§ GOAL OF THE EXERCISE: Could you return every record below exactly as it stands, leaving out the pictures?

Segment Start: RECORDS FOR THIS TASK

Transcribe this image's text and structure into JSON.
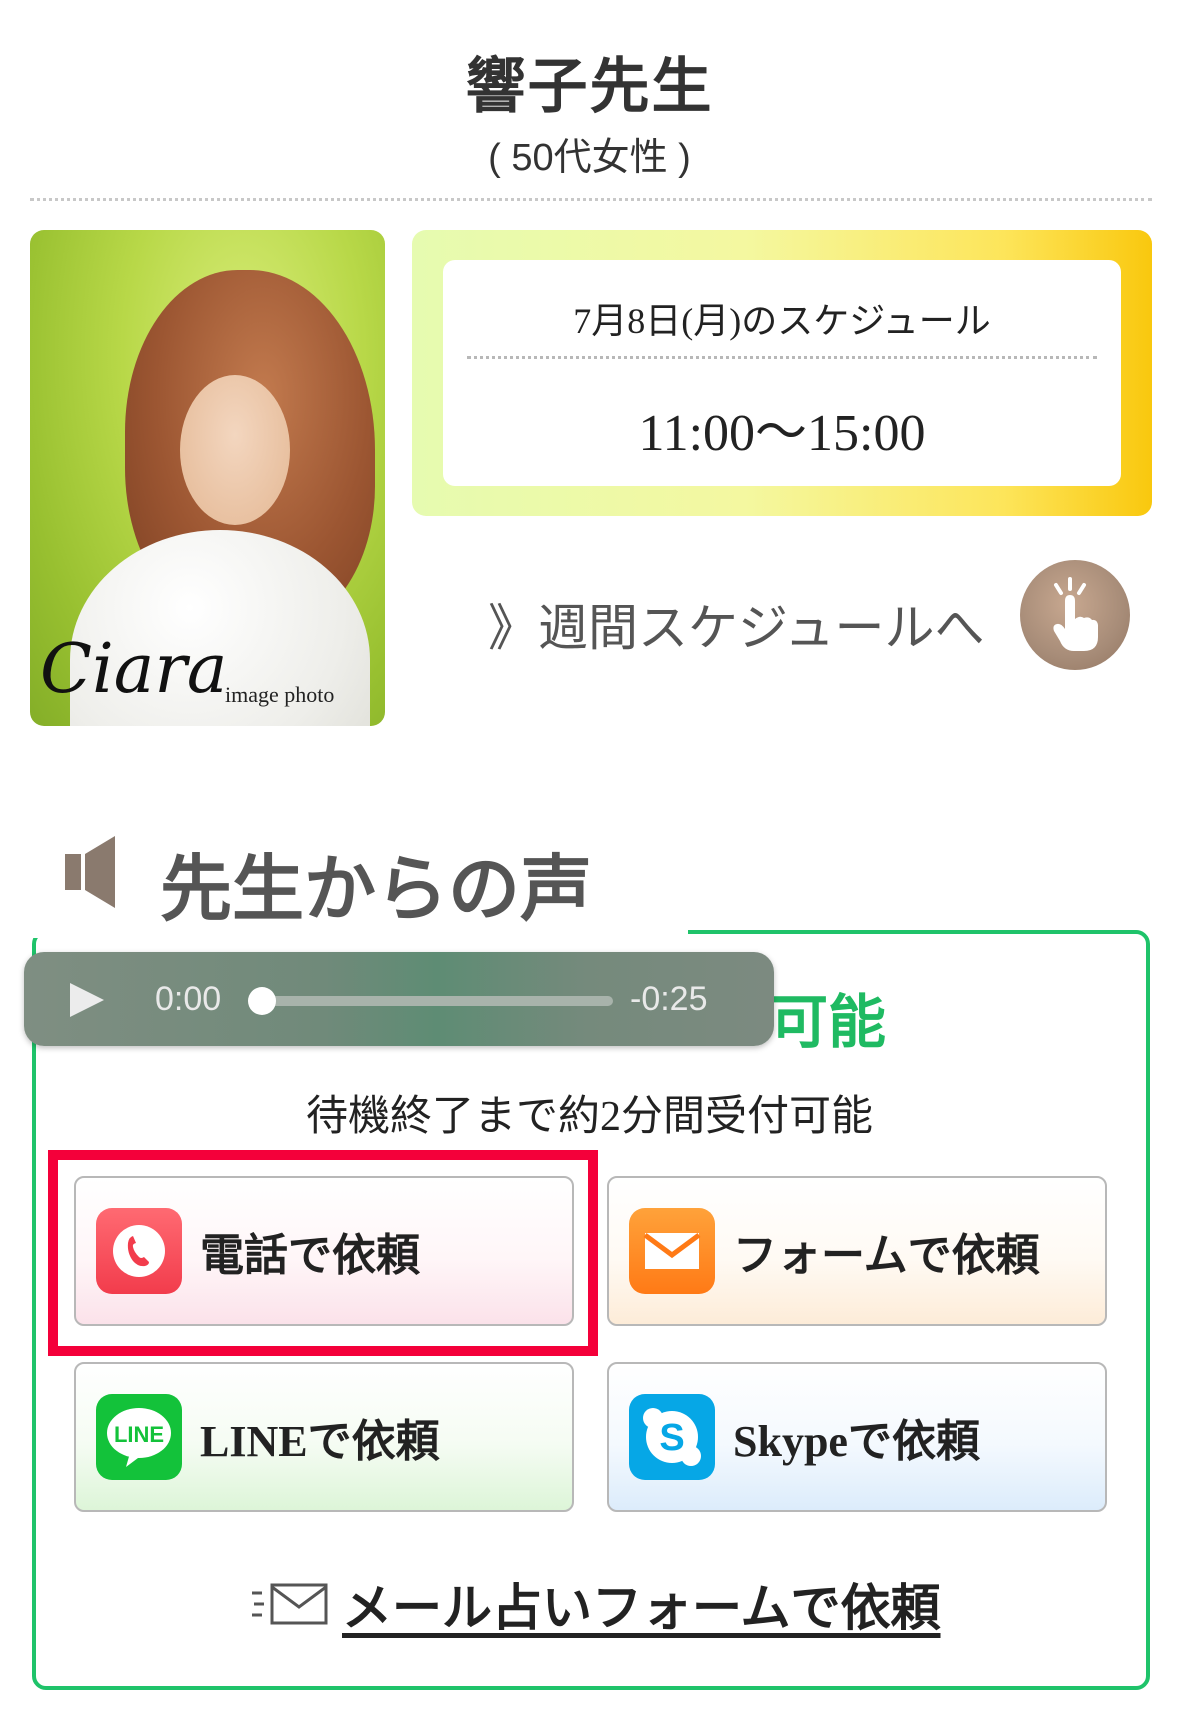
{
  "teacher": {
    "name": "響子先生",
    "age": "( 50代女性 )"
  },
  "photo": {
    "logo_text": "Ciara",
    "caption": "image photo"
  },
  "schedule": {
    "date_label": "7月8日(月)のスケジュール",
    "time_range": "11:00〜15:00"
  },
  "weekly_link": {
    "label": "》週間スケジュールへ",
    "icon": "pointing-hand-icon"
  },
  "voice": {
    "heading": "先生からの声",
    "icon": "speaker-icon",
    "player": {
      "current_time": "0:00",
      "remaining_time": "-0:25",
      "progress": 0
    }
  },
  "status": {
    "title_visible": "可能",
    "note": "待機終了まで約2分間受付可能",
    "accent": "#1fc36a"
  },
  "buttons": {
    "phone": {
      "label": "電話で依頼",
      "icon": "phone-icon",
      "color": "#f23c4c"
    },
    "form": {
      "label": "フォームで依頼",
      "icon": "envelope-icon",
      "color": "#ff7a16"
    },
    "line": {
      "label": "LINEで依頼",
      "icon": "line-icon",
      "icon_text": "LINE",
      "color": "#13c23a"
    },
    "skype": {
      "label": "Skypeで依頼",
      "icon": "skype-icon",
      "icon_text": "S",
      "color": "#06a7e6"
    }
  },
  "mail_link": {
    "label": "メール占いフォームで依頼",
    "icon": "mail-icon"
  },
  "highlight_color": "#f4003a"
}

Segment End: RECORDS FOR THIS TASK

§ TASK RESULT:
Transcribe this image's text and structure into JSON.
{
  "teacher": {
    "name": "響子先生",
    "age": "( 50代女性 )"
  },
  "photo": {
    "logo_text": "Ciara",
    "caption": "image photo"
  },
  "schedule": {
    "date_label": "7月8日(月)のスケジュール",
    "time_range": "11:00〜15:00"
  },
  "weekly_link": {
    "label": "》週間スケジュールへ",
    "icon": "pointing-hand-icon"
  },
  "voice": {
    "heading": "先生からの声",
    "icon": "speaker-icon",
    "player": {
      "current_time": "0:00",
      "remaining_time": "-0:25",
      "progress": 0
    }
  },
  "status": {
    "title_visible": "可能",
    "note": "待機終了まで約2分間受付可能",
    "accent": "#1fc36a"
  },
  "buttons": {
    "phone": {
      "label": "電話で依頼",
      "icon": "phone-icon",
      "color": "#f23c4c"
    },
    "form": {
      "label": "フォームで依頼",
      "icon": "envelope-icon",
      "color": "#ff7a16"
    },
    "line": {
      "label": "LINEで依頼",
      "icon": "line-icon",
      "icon_text": "LINE",
      "color": "#13c23a"
    },
    "skype": {
      "label": "Skypeで依頼",
      "icon": "skype-icon",
      "icon_text": "S",
      "color": "#06a7e6"
    }
  },
  "mail_link": {
    "label": "メール占いフォームで依頼",
    "icon": "mail-icon"
  },
  "highlight_color": "#f4003a"
}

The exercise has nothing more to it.